== Segment start ==

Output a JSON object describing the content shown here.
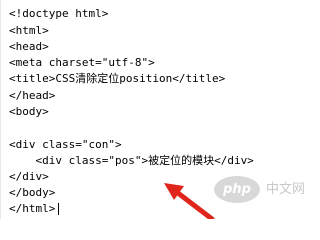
{
  "editor": {
    "lines": [
      "<!doctype html>",
      "<html>",
      "<head>",
      "<meta charset=\"utf-8\">",
      "<title>CSS清除定位position</title>",
      "</head>",
      "<body>",
      "",
      "<div class=\"con\">",
      "    <div class=\"pos\">被定位的模块</div>",
      "</div>",
      "</body>",
      "</html>"
    ]
  },
  "watermark": {
    "logo_text": "php",
    "site_text": "中文网"
  },
  "colors": {
    "arrow": "#e0261b",
    "text": "#000000",
    "watermark": "#c8c8c8"
  }
}
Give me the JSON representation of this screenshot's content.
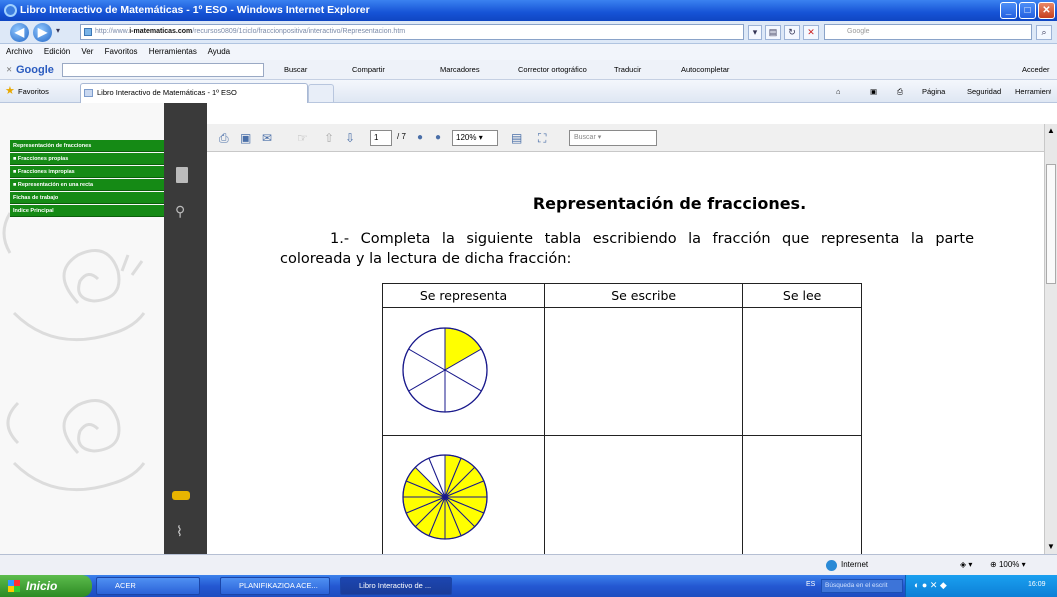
{
  "window": {
    "title": "Libro Interactivo de Matemáticas - 1º ESO - Windows Internet Explorer",
    "min": "_",
    "max": "□",
    "close": "✕"
  },
  "address": {
    "url_prefix": "http://www.",
    "url_domain": "i-matematicas.com",
    "url_path": "/recursos0809/1ciclo/fraccionpositiva/interactivo/Representacion.htm",
    "search_placeholder": "Google"
  },
  "menu": [
    "Archivo",
    "Edición",
    "Ver",
    "Favoritos",
    "Herramientas",
    "Ayuda"
  ],
  "google_toolbar": {
    "logo": "Google",
    "buscar": "Buscar",
    "compartir": "Compartir",
    "marcadores": "Marcadores",
    "corrector": "Corrector ortográfico",
    "traducir": "Traducir",
    "autocompletar": "Autocompletar",
    "acceder": "Acceder"
  },
  "favbar": {
    "favoritos": "Favoritos",
    "tab_title": "Libro Interactivo de Matemáticas - 1º ESO",
    "pagina": "Página",
    "seguridad": "Seguridad",
    "herramientas": "Herramientas"
  },
  "sidebar": {
    "items": [
      "Representación de fracciones",
      "Fracciones propias",
      "Fracciones impropias",
      "Representación en una recta",
      "Fichas de trabajo",
      "Indice Principal"
    ]
  },
  "pdf_toolbar": {
    "page": "1",
    "page_total": "/ 7",
    "zoom": "120%",
    "search_placeholder": "Buscar"
  },
  "document": {
    "title": "Representación de fracciones.",
    "instruction": "1.- Completa la siguiente tabla escribiendo la fracción que representa la parte coloreada y la lectura de dicha fracción:",
    "table_headers": [
      "Se representa",
      "Se escribe",
      "Se lee"
    ],
    "rows": [
      {
        "divisions": 6,
        "colored": 1,
        "color": "#FFFF00"
      },
      {
        "divisions": 16,
        "colored": 14,
        "color": "#FFFF00"
      }
    ]
  },
  "status": {
    "zone": "Internet",
    "zoom": "100%"
  },
  "taskbar": {
    "start": "Inicio",
    "tasks": [
      "ACER",
      "PLANIFIKAZIOA ACE...",
      "Libro Interactivo de ..."
    ],
    "lang": "ES",
    "search_placeholder": "Búsqueda en el escrit",
    "clock": "16:09"
  },
  "colors": {
    "title_blue": "#1653d6",
    "sidebar_green": "#158a15",
    "fraction_fill": "#FFFF00",
    "circle_stroke": "#1a1a8c"
  }
}
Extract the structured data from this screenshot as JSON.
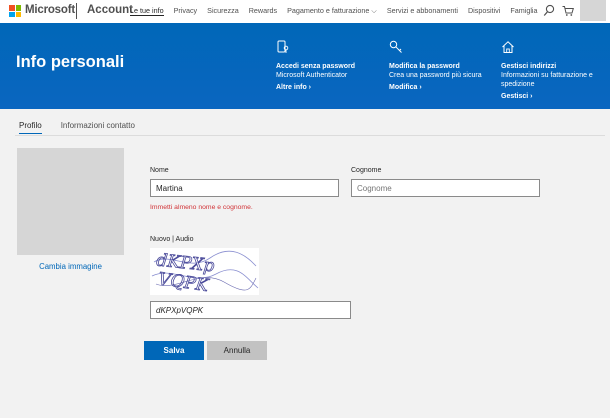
{
  "topnav": {
    "brand": "Microsoft",
    "section": "Account",
    "links": [
      "Le tue info",
      "Privacy",
      "Sicurezza",
      "Rewards",
      "Pagamento e fatturazione ⌵",
      "Servizi e abbonamenti",
      "Dispositivi",
      "Famiglia"
    ],
    "active_link": "Le tue info",
    "logo_colors": [
      "#f25022",
      "#7fba00",
      "#00a4ef",
      "#ffb900"
    ]
  },
  "hero": {
    "title": "Info personali",
    "bg_color": "#0067b8",
    "columns": [
      {
        "icon": "phone-key-icon",
        "title": "Accedi senza password",
        "text": "Microsoft Authenticator",
        "link": "Altre info ›"
      },
      {
        "icon": "key-icon",
        "title": "Modifica la password",
        "text": "Crea una password più sicura",
        "link": "Modifica ›"
      },
      {
        "icon": "home-icon",
        "title": "Gestisci indirizzi",
        "text": "Informazioni su fatturazione e spedizione",
        "link": "Gestisci ›"
      }
    ]
  },
  "tabs": {
    "profile": "Profilo",
    "contact": "Informazioni contatto"
  },
  "profile": {
    "change_image": "Cambia immagine"
  },
  "form": {
    "first_name_label": "Nome",
    "first_name_value": "Martina",
    "last_name_label": "Cognome",
    "last_name_placeholder": "Cognome",
    "error": "Immetti almeno nome e cognome.",
    "captcha_label": "Nuovo | Audio",
    "captcha_text": "dKPXpVQPK",
    "captcha_value": "dKPXpVQPK",
    "save": "Salva",
    "cancel": "Annulla"
  }
}
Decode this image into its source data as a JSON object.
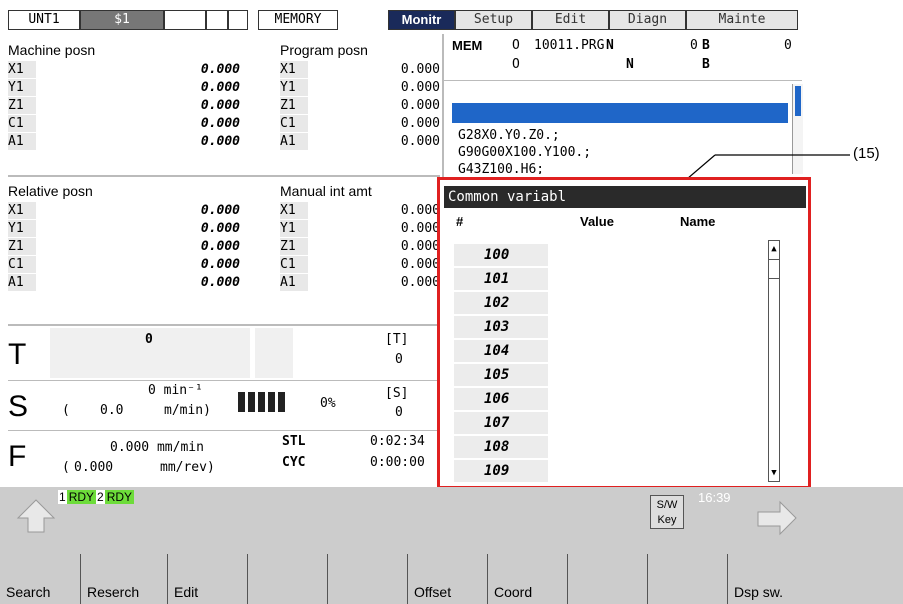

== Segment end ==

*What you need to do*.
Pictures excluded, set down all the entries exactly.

*Solution for this exercise*.
Output a JSON object describing the content shown here.
{
  "editor": {
    "lines": [
      "<!doctype html>",
      "<html>",
      "<head>",
      "<meta charset=\"utf-8\">",
      "<title>CSS清除定位position</title>",
      "</head>",
      "<body>",
      "",
      "<div class=\"con\">",
      "    <div class=\"pos\">被定位的模块</div>",
      "</div>",
      "</body>",
      "</html>"
    ]
  },
  "watermark": {
    "logo_text": "php",
    "site_text": "中文网"
  },
  "colors": {
    "arrow": "#e0261b",
    "text": "#000000",
    "watermark": "#c8c8c8"
  }
}
Give me the JSON representation of this screenshot's content.
{
  "window": {
    "title": "Libro Interactivo de Matemáticas - 1º ESO - Windows Internet Explorer",
    "min": "_",
    "max": "□",
    "close": "✕"
  },
  "address": {
    "url_prefix": "http://www.",
    "url_domain": "i-matematicas.com",
    "url_path": "/recursos0809/1ciclo/fraccionpositiva/interactivo/Representacion.htm",
    "search_placeholder": "Google"
  },
  "menu": [
    "Archivo",
    "Edición",
    "Ver",
    "Favoritos",
    "Herramientas",
    "Ayuda"
  ],
  "google_toolbar": {
    "logo": "Google",
    "buscar": "Buscar",
    "compartir": "Compartir",
    "marcadores": "Marcadores",
    "corrector": "Corrector ortográfico",
    "traducir": "Traducir",
    "autocompletar": "Autocompletar",
    "acceder": "Acceder"
  },
  "favbar": {
    "favoritos": "Favoritos",
    "tab_title": "Libro Interactivo de Matemáticas - 1º ESO",
    "pagina": "Página",
    "seguridad": "Seguridad",
    "herramientas": "Herramientas"
  },
  "sidebar": {
    "items": [
      "Representación de fracciones",
      "Fracciones propias",
      "Fracciones impropias",
      "Representación en una recta",
      "Fichas de trabajo",
      "Indice Principal"
    ]
  },
  "pdf_toolbar": {
    "page": "1",
    "page_total": "/ 7",
    "zoom": "120%",
    "search_placeholder": "Buscar"
  },
  "document": {
    "title": "Representación de fracciones.",
    "instruction": "1.- Completa la siguiente tabla escribiendo la fracción que representa la parte coloreada y la lectura de dicha fracción:",
    "table_headers": [
      "Se representa",
      "Se escribe",
      "Se lee"
    ],
    "rows": [
      {
        "divisions": 6,
        "colored": 1,
        "color": "#FFFF00"
      },
      {
        "divisions": 16,
        "colored": 14,
        "color": "#FFFF00"
      }
    ]
  },
  "status": {
    "zone": "Internet",
    "zoom": "100%"
  },
  "taskbar": {
    "start": "Inicio",
    "tasks": [
      "ACER",
      "PLANIFIKAZIOA ACE...",
      "Libro Interactivo de ..."
    ],
    "lang": "ES",
    "search_placeholder": "Búsqueda en el escrit",
    "clock": "16:09"
  },
  "colors": {
    "title_blue": "#1653d6",
    "sidebar_green": "#158a15",
    "fraction_fill": "#FFFF00",
    "circle_stroke": "#1a1a8c"
  }
}
Extract the structured data from this screenshot as JSON.
{
  "topnav": {
    "brand": "Microsoft",
    "section": "Account",
    "links": [
      "Le tue info",
      "Privacy",
      "Sicurezza",
      "Rewards",
      "Pagamento e fatturazione ⌵",
      "Servizi e abbonamenti",
      "Dispositivi",
      "Famiglia"
    ],
    "active_link": "Le tue info",
    "logo_colors": [
      "#f25022",
      "#7fba00",
      "#00a4ef",
      "#ffb900"
    ]
  },
  "hero": {
    "title": "Info personali",
    "bg_color": "#0067b8",
    "columns": [
      {
        "icon": "phone-key-icon",
        "title": "Accedi senza password",
        "text": "Microsoft Authenticator",
        "link": "Altre info ›"
      },
      {
        "icon": "key-icon",
        "title": "Modifica la password",
        "text": "Crea una password più sicura",
        "link": "Modifica ›"
      },
      {
        "icon": "home-icon",
        "title": "Gestisci indirizzi",
        "text": "Informazioni su fatturazione e spedizione",
        "link": "Gestisci ›"
      }
    ]
  },
  "tabs": {
    "profile": "Profilo",
    "contact": "Informazioni contatto"
  },
  "profile": {
    "change_image": "Cambia immagine"
  },
  "form": {
    "first_name_label": "Nome",
    "first_name_value": "Martina",
    "last_name_label": "Cognome",
    "last_name_placeholder": "Cognome",
    "error": "Immetti almeno nome e cognome.",
    "captcha_label": "Nuovo | Audio",
    "captcha_text": "dKPXpVQPK",
    "captcha_value": "dKPXpVQPK",
    "save": "Salva",
    "cancel": "Annulla"
  }
}
Decode this image into its source data as a JSON object.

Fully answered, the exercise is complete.